  7. How you address your user in a prompt:

    • If you were tasked with creating a chatbot for a video gaming company, you may want to refer to your users as "players" or even better, a themed name to match the video game: a wizard, witch, warrior, princess, queen or fighter. These small touches can go a long way.If you were tasked with creating an internal chatbot for retail workers at a clothing outlet, you may want to refer to your users as "team members" or "associates" instead of a more generic "user". This would create a far more engaging experience.
    • If you were tasked with creating a chatbot for a video gaming company, you may want to refer to your users as "players" or even better, a themed name to match the video game: a wizard, witch, warrior, princess, queen or fighter. These small touches can go a long way.
  8. How will the bot address itself:

    • There is nothing inherently wrong with calling your chatbot "Chatbot" but you might want to consider a name that describes what the bot's task is or even consider creating its own identity based around your brand.

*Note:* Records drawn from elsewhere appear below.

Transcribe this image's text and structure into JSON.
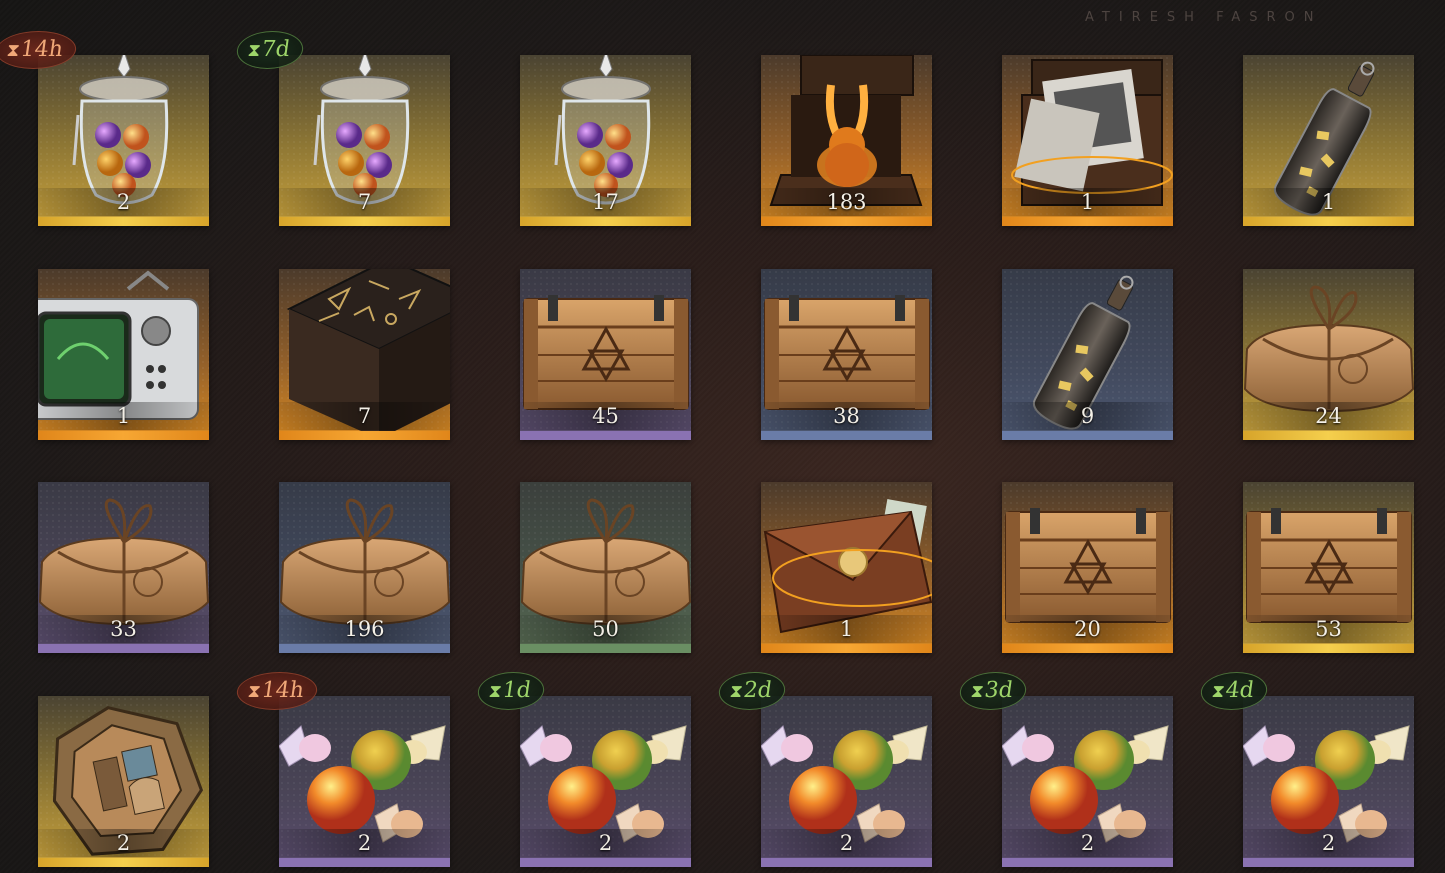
{
  "header": {
    "decoration_text": "ATIRESH FASRON"
  },
  "items": [
    {
      "icon": "orb-jar-icon",
      "count": "2",
      "rarity": "gold",
      "timer": "14h",
      "timer_style": "red"
    },
    {
      "icon": "orb-jar-icon",
      "count": "7",
      "rarity": "gold",
      "timer": "7d",
      "timer_style": "green"
    },
    {
      "icon": "orb-jar-icon",
      "count": "17",
      "rarity": "gold"
    },
    {
      "icon": "rabbit-case-icon",
      "count": "183",
      "rarity": "orange"
    },
    {
      "icon": "photo-case-icon",
      "count": "1",
      "rarity": "orange"
    },
    {
      "icon": "message-bottle-icon",
      "count": "1",
      "rarity": "gold"
    },
    {
      "icon": "retro-tv-icon",
      "count": "1",
      "rarity": "orange"
    },
    {
      "icon": "rune-table-icon",
      "count": "7",
      "rarity": "orange"
    },
    {
      "icon": "wooden-crate-icon",
      "count": "45",
      "rarity": "purple"
    },
    {
      "icon": "wooden-crate-icon",
      "count": "38",
      "rarity": "blue"
    },
    {
      "icon": "message-bottle-icon",
      "count": "9",
      "rarity": "blue"
    },
    {
      "icon": "paper-parcel-icon",
      "count": "24",
      "rarity": "gold"
    },
    {
      "icon": "paper-parcel-icon",
      "count": "33",
      "rarity": "purple"
    },
    {
      "icon": "paper-parcel-icon",
      "count": "196",
      "rarity": "blue"
    },
    {
      "icon": "paper-parcel-icon",
      "count": "50",
      "rarity": "green"
    },
    {
      "icon": "sealed-envelope-icon",
      "count": "1",
      "rarity": "orange"
    },
    {
      "icon": "wooden-crate-icon",
      "count": "20",
      "rarity": "orange"
    },
    {
      "icon": "wooden-crate-icon",
      "count": "53",
      "rarity": "gold"
    },
    {
      "icon": "puzzle-box-icon",
      "count": "2",
      "rarity": "gold"
    },
    {
      "icon": "candy-icon",
      "count": "2",
      "rarity": "purple",
      "timer": "14h",
      "timer_style": "red"
    },
    {
      "icon": "candy-icon",
      "count": "2",
      "rarity": "purple",
      "timer": "1d",
      "timer_style": "green"
    },
    {
      "icon": "candy-icon",
      "count": "2",
      "rarity": "purple",
      "timer": "2d",
      "timer_style": "green"
    },
    {
      "icon": "candy-icon",
      "count": "2",
      "rarity": "purple",
      "timer": "3d",
      "timer_style": "green"
    },
    {
      "icon": "candy-icon",
      "count": "2",
      "rarity": "purple",
      "timer": "4d",
      "timer_style": "green"
    }
  ]
}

Amazon has Alexa, Apple has Siri and Google has both the Google Assistant and Bard. Amazon and Apple chose to create a brand identity around their assistants by giving them more of a persona, while Google chose to create both a bot that describes its function (Google Assistant) and a bot with a brand identity (Bard).  In the case of the bot that is running on, I chose to go with the descriptive naming convention by calling it the " Digital Assistant". 

Prompt Engineering: The Magic Wand for Special Tasks

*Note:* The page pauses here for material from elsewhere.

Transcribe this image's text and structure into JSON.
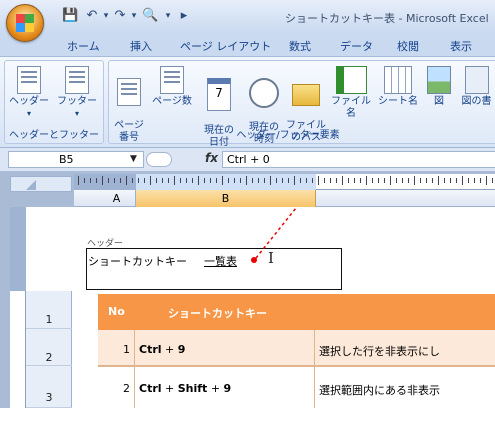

What is it?

Prompt Engineering is a technique used to get specific outputs from AI models. Unlike chatbots, these AI systems don't engage in back-and-forths but perform tasks based on short instructions, known as prompts.

Key Features:

  1. Precision Control: You can get exactly what you want by giving the AI specific instructions. For example, you can ask it to write an email summarizing a meeting or generate a piece of artwork.

  2. One Tool, Many Uses: The same AI model can be used for a variety of tasks. Today's advanced models can write code, translate languages, and even compose music, all based on how they are prompted.

  3. Context Limitations: These AI models don't remember past interactions, so each prompt has to be self-contained and clear.

  4. Set and Forget: Once you've set up your prompts, the AI can generate outputs without needing further human intervention, making it highly scalable.

Conversation Design vs. Prompt Engineering: The Showdown

Keeping the Conversation Going vs. One-Off Tasks

Conversation Design excels in situations where a continuous dialogue is needed. It keeps track of the conversation and provides coherent and contextually appropriate responses. On the other hand, Prompt Engineering is excellent for specific, one-off tasks where you need a particular output.

Flexibility in Responses

Prompt Engineering allows for a high degree of flexibility. You can modify your prompts to get different kinds of outputs. In contrast, Conversation Design is more rigid and may require substantial changes to adapt to new user needs. This is especially important for users who try to "test" the bot by injecting complicated and convoluted questions in order to try to trick the bot into saying something it was not designed to say or to perform a task it was not designed to do.

Human Involvement

Conversation Design often relies on human feedback for improvement. It's a continuous process of refinement. Prompt Engineering, once set up, requires minimal human oversight, making it more cost-effective at scale.

Open Conversations vs. Task-Oriented

Conversation Design is better suited for open-ended interactions that require a dialogue. Prompt Engineering is more focused on task-specific outputs, making it ideal for specialized applications.


Both Conversation Design and Prompt Engineering play crucial roles in making AI more accessible and user-friendly. While Conversation Design aims to make AI your conversational partner, Prompt Engineering focuses on turning AI into a multi-talented assistant that can perform a wide range of tasks. Understanding these techniques can not only demystify how AI works but also help you make the most of the AI-powered tools and services you use every day.